- [What the exercise asks]: A faithful, word-for-word copy of the records is required, and it must contain no pictures.

- [Extracted material]:
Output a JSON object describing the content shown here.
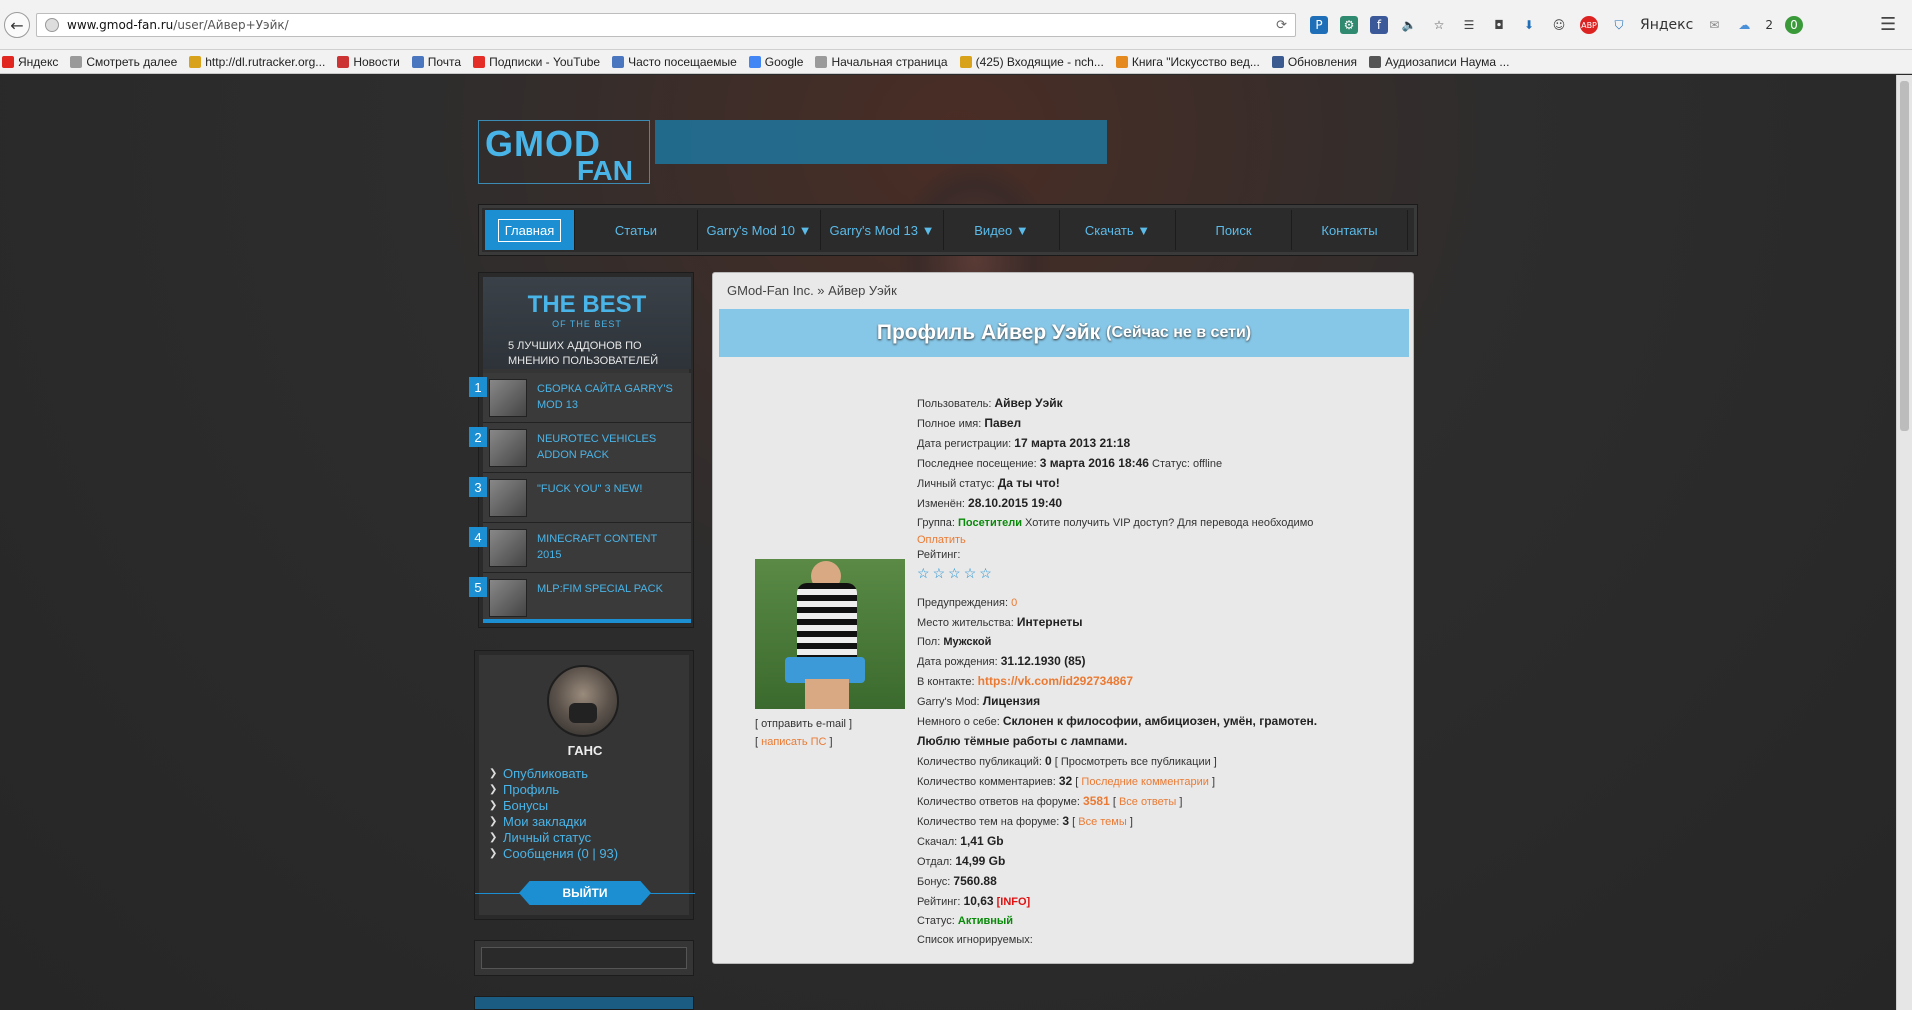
{
  "browser": {
    "url_host": "www.gmod-fan.ru",
    "url_path": "/user/Айвер+Уэйк/",
    "toolbar_search_label": "Яндекс",
    "cloud_count": "2",
    "icons": [
      "reload-icon",
      "pocket-icon",
      "facebook-icon",
      "sound-icon",
      "star-icon",
      "reader-icon",
      "shield-icon",
      "download-icon",
      "chat-icon",
      "adblock-icon",
      "yandex-icon",
      "mail-icon",
      "cloud-icon",
      "menu-icon"
    ]
  },
  "bookmarks": [
    {
      "label": "Яндекс",
      "color": "#e0261f"
    },
    {
      "label": "Смотреть далее",
      "color": "#9a9a9a"
    },
    {
      "label": "http://dl.rutracker.org...",
      "color": "#d8a21b"
    },
    {
      "label": "Новости",
      "color": "#cc3333"
    },
    {
      "label": "Почта",
      "color": "#4a76c0"
    },
    {
      "label": "Подписки - YouTube",
      "color": "#e52d27"
    },
    {
      "label": "Часто посещаемые",
      "color": "#4a76c0"
    },
    {
      "label": "Google",
      "color": "#4285f4"
    },
    {
      "label": "Начальная страница",
      "color": "#9a9a9a"
    },
    {
      "label": "(425) Входящие - nch...",
      "color": "#d8a21b"
    },
    {
      "label": "Книга \"Искусство вед...",
      "color": "#e58a1f"
    },
    {
      "label": "Обновления",
      "color": "#3a5a90"
    },
    {
      "label": "Аудиозаписи Наума ...",
      "color": "#555555"
    }
  ],
  "site": {
    "logo_line1": "GMOD",
    "logo_line2": "FAN",
    "nav": [
      {
        "label": "Главная",
        "active": true
      },
      {
        "label": "Статьи"
      },
      {
        "label": "Garry's Mod 10 ▼"
      },
      {
        "label": "Garry's Mod 13 ▼"
      },
      {
        "label": "Видео ▼"
      },
      {
        "label": "Скачать ▼"
      },
      {
        "label": "Поиск"
      },
      {
        "label": "Контакты"
      }
    ]
  },
  "best": {
    "title": "THE BEST",
    "subtitle": "OF THE BEST",
    "desc": "5 ЛУЧШИХ АДДОНОВ ПО МНЕНИЮ ПОЛЬЗОВАТЕЛЕЙ",
    "items": [
      {
        "num": "1",
        "label": "Сборка сайта Garry's Mod 13"
      },
      {
        "num": "2",
        "label": "Neurotec Vehicles Addon Pack"
      },
      {
        "num": "3",
        "label": "\"Fuck You\" 3 New!"
      },
      {
        "num": "4",
        "label": "Minecraft Content 2015"
      },
      {
        "num": "5",
        "label": "MLP:FiM Special Pack"
      }
    ]
  },
  "user_panel": {
    "name": "ГАНС",
    "menu": [
      "Опубликовать",
      "Профиль",
      "Бонусы",
      "Мои закладки",
      "Личный статус",
      "Сообщения (0 | 93)"
    ],
    "logout": "ВЫЙТИ"
  },
  "content": {
    "breadcrumb": "GMod-Fan Inc. » Айвер Уэйк",
    "profile_title": "Профиль Айвер Уэйк",
    "profile_status": "(Сейчас не в сети)",
    "send_email": "[ отправить e-mail ]",
    "write_pm_open": "[",
    "write_pm": "написать ПС",
    "write_pm_close": "]",
    "fields": {
      "user_label": "Пользователь:",
      "user": "Айвер Уэйк",
      "fullname_label": "Полное имя:",
      "fullname": "Павел",
      "reg_label": "Дата регистрации:",
      "reg": "17 марта 2013 21:18",
      "last_label": "Последнее посещение:",
      "last": "3 марта 2016 18:46",
      "status_inline_label": "Статус:",
      "status_inline": "offline",
      "personal_label": "Личный статус:",
      "personal": "Да ты что!",
      "changed_label": "Изменён:",
      "changed": "28.10.2015 19:40",
      "group_label": "Группа:",
      "group": "Посетители",
      "vip_text": "Хотите получить VIP доступ? Для перевода необходимо",
      "pay": "Оплатить",
      "rating_label": "Рейтинг:",
      "warn_label": "Предупреждения:",
      "warn": "0",
      "place_label": "Место жительства:",
      "place": "Интернеты",
      "gender_label": "Пол:",
      "gender": "Мужской",
      "birth_label": "Дата рождения:",
      "birth": "31.12.1930 (85)",
      "vk_label": "В контакте:",
      "vk": "https://vk.com/id292734867",
      "gmod_label": "Garry's Mod:",
      "gmod": "Лицензия",
      "about_label": "Немного о себе:",
      "about1": "Склонен к философии, амбициозен, умён, грамотен.",
      "about2": "Люблю тёмные работы с лампами.",
      "pubs_label": "Количество публикаций:",
      "pubs": "0",
      "pubs_link": "[ Просмотреть все публикации ]",
      "comments_label": "Количество комментариев:",
      "comments": "32",
      "comments_open": "[",
      "comments_link": "Последние комментарии",
      "comments_close": "]",
      "answers_label": "Количество ответов на форуме:",
      "answers": "3581",
      "answers_open": "[",
      "answers_link": "Все ответы",
      "answers_close": "]",
      "topics_label": "Количество тем на форуме:",
      "topics": "3",
      "topics_open": "[",
      "topics_link": "Все темы",
      "topics_close": "]",
      "downloaded_label": "Скачал:",
      "downloaded": "1,41 Gb",
      "uploaded_label": "Отдал:",
      "uploaded": "14,99 Gb",
      "bonus_label": "Бонус:",
      "bonus": "7560.88",
      "rating2_label": "Рейтинг:",
      "rating2": "10,63",
      "rating2_info": "[INFO]",
      "status_label": "Статус:",
      "status": "Активный",
      "ignore_label": "Список игнорируемых:"
    }
  },
  "colors": {
    "accent": "#1b8fd2",
    "link_blue": "#49b4e8",
    "link_orange": "#ea7a33",
    "green": "#0a8a0a"
  }
}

- [Solution]:
Output a JSON object describing the content shown here.
{
  "browser": {
    "url_host": "www.gmod-fan.ru",
    "url_path": "/user/Айвер+Уэйк/",
    "toolbar_search_label": "Яндекс",
    "cloud_count": "2",
    "icons": [
      "reload-icon",
      "pocket-icon",
      "facebook-icon",
      "sound-icon",
      "star-icon",
      "reader-icon",
      "shield-icon",
      "download-icon",
      "chat-icon",
      "adblock-icon",
      "yandex-icon",
      "mail-icon",
      "cloud-icon",
      "menu-icon"
    ]
  },
  "bookmarks": [
    {
      "label": "Яндекс",
      "color": "#e0261f"
    },
    {
      "label": "Смотреть далее",
      "color": "#9a9a9a"
    },
    {
      "label": "http://dl.rutracker.org...",
      "color": "#d8a21b"
    },
    {
      "label": "Новости",
      "color": "#cc3333"
    },
    {
      "label": "Почта",
      "color": "#4a76c0"
    },
    {
      "label": "Подписки - YouTube",
      "color": "#e52d27"
    },
    {
      "label": "Часто посещаемые",
      "color": "#4a76c0"
    },
    {
      "label": "Google",
      "color": "#4285f4"
    },
    {
      "label": "Начальная страница",
      "color": "#9a9a9a"
    },
    {
      "label": "(425) Входящие - nch...",
      "color": "#d8a21b"
    },
    {
      "label": "Книга \"Искусство вед...",
      "color": "#e58a1f"
    },
    {
      "label": "Обновления",
      "color": "#3a5a90"
    },
    {
      "label": "Аудиозаписи Наума ...",
      "color": "#555555"
    }
  ],
  "site": {
    "logo_line1": "GMOD",
    "logo_line2": "FAN",
    "nav": [
      {
        "label": "Главная",
        "active": true
      },
      {
        "label": "Статьи"
      },
      {
        "label": "Garry's Mod 10 ▼"
      },
      {
        "label": "Garry's Mod 13 ▼"
      },
      {
        "label": "Видео ▼"
      },
      {
        "label": "Скачать ▼"
      },
      {
        "label": "Поиск"
      },
      {
        "label": "Контакты"
      }
    ]
  },
  "best": {
    "title": "THE BEST",
    "subtitle": "OF THE BEST",
    "desc": "5 ЛУЧШИХ АДДОНОВ ПО МНЕНИЮ ПОЛЬЗОВАТЕЛЕЙ",
    "items": [
      {
        "num": "1",
        "label": "Сборка сайта Garry's Mod 13"
      },
      {
        "num": "2",
        "label": "Neurotec Vehicles Addon Pack"
      },
      {
        "num": "3",
        "label": "\"Fuck You\" 3 New!"
      },
      {
        "num": "4",
        "label": "Minecraft Content 2015"
      },
      {
        "num": "5",
        "label": "MLP:FiM Special Pack"
      }
    ]
  },
  "user_panel": {
    "name": "ГАНС",
    "menu": [
      "Опубликовать",
      "Профиль",
      "Бонусы",
      "Мои закладки",
      "Личный статус",
      "Сообщения (0 | 93)"
    ],
    "logout": "ВЫЙТИ"
  },
  "content": {
    "breadcrumb": "GMod-Fan Inc. » Айвер Уэйк",
    "profile_title": "Профиль Айвер Уэйк",
    "profile_status": "(Сейчас не в сети)",
    "send_email": "[ отправить e-mail ]",
    "write_pm_open": "[",
    "write_pm": "написать ПС",
    "write_pm_close": "]",
    "fields": {
      "user_label": "Пользователь:",
      "user": "Айвер Уэйк",
      "fullname_label": "Полное имя:",
      "fullname": "Павел",
      "reg_label": "Дата регистрации:",
      "reg": "17 марта 2013 21:18",
      "last_label": "Последнее посещение:",
      "last": "3 марта 2016 18:46",
      "status_inline_label": "Статус:",
      "status_inline": "offline",
      "personal_label": "Личный статус:",
      "personal": "Да ты что!",
      "changed_label": "Изменён:",
      "changed": "28.10.2015 19:40",
      "group_label": "Группа:",
      "group": "Посетители",
      "vip_text": "Хотите получить VIP доступ? Для перевода необходимо",
      "pay": "Оплатить",
      "rating_label": "Рейтинг:",
      "warn_label": "Предупреждения:",
      "warn": "0",
      "place_label": "Место жительства:",
      "place": "Интернеты",
      "gender_label": "Пол:",
      "gender": "Мужской",
      "birth_label": "Дата рождения:",
      "birth": "31.12.1930 (85)",
      "vk_label": "В контакте:",
      "vk": "https://vk.com/id292734867",
      "gmod_label": "Garry's Mod:",
      "gmod": "Лицензия",
      "about_label": "Немного о себе:",
      "about1": "Склонен к философии, амбициозен, умён, грамотен.",
      "about2": "Люблю тёмные работы с лампами.",
      "pubs_label": "Количество публикаций:",
      "pubs": "0",
      "pubs_link": "[ Просмотреть все публикации ]",
      "comments_label": "Количество комментариев:",
      "comments": "32",
      "comments_open": "[",
      "comments_link": "Последние комментарии",
      "comments_close": "]",
      "answers_label": "Количество ответов на форуме:",
      "answers": "3581",
      "answers_open": "[",
      "answers_link": "Все ответы",
      "answers_close": "]",
      "topics_label": "Количество тем на форуме:",
      "topics": "3",
      "topics_open": "[",
      "topics_link": "Все темы",
      "topics_close": "]",
      "downloaded_label": "Скачал:",
      "downloaded": "1,41 Gb",
      "uploaded_label": "Отдал:",
      "uploaded": "14,99 Gb",
      "bonus_label": "Бонус:",
      "bonus": "7560.88",
      "rating2_label": "Рейтинг:",
      "rating2": "10,63",
      "rating2_info": "[INFO]",
      "status_label": "Статус:",
      "status": "Активный",
      "ignore_label": "Список игнорируемых:"
    }
  },
  "colors": {
    "accent": "#1b8fd2",
    "link_blue": "#49b4e8",
    "link_orange": "#ea7a33",
    "green": "#0a8a0a"
  }
}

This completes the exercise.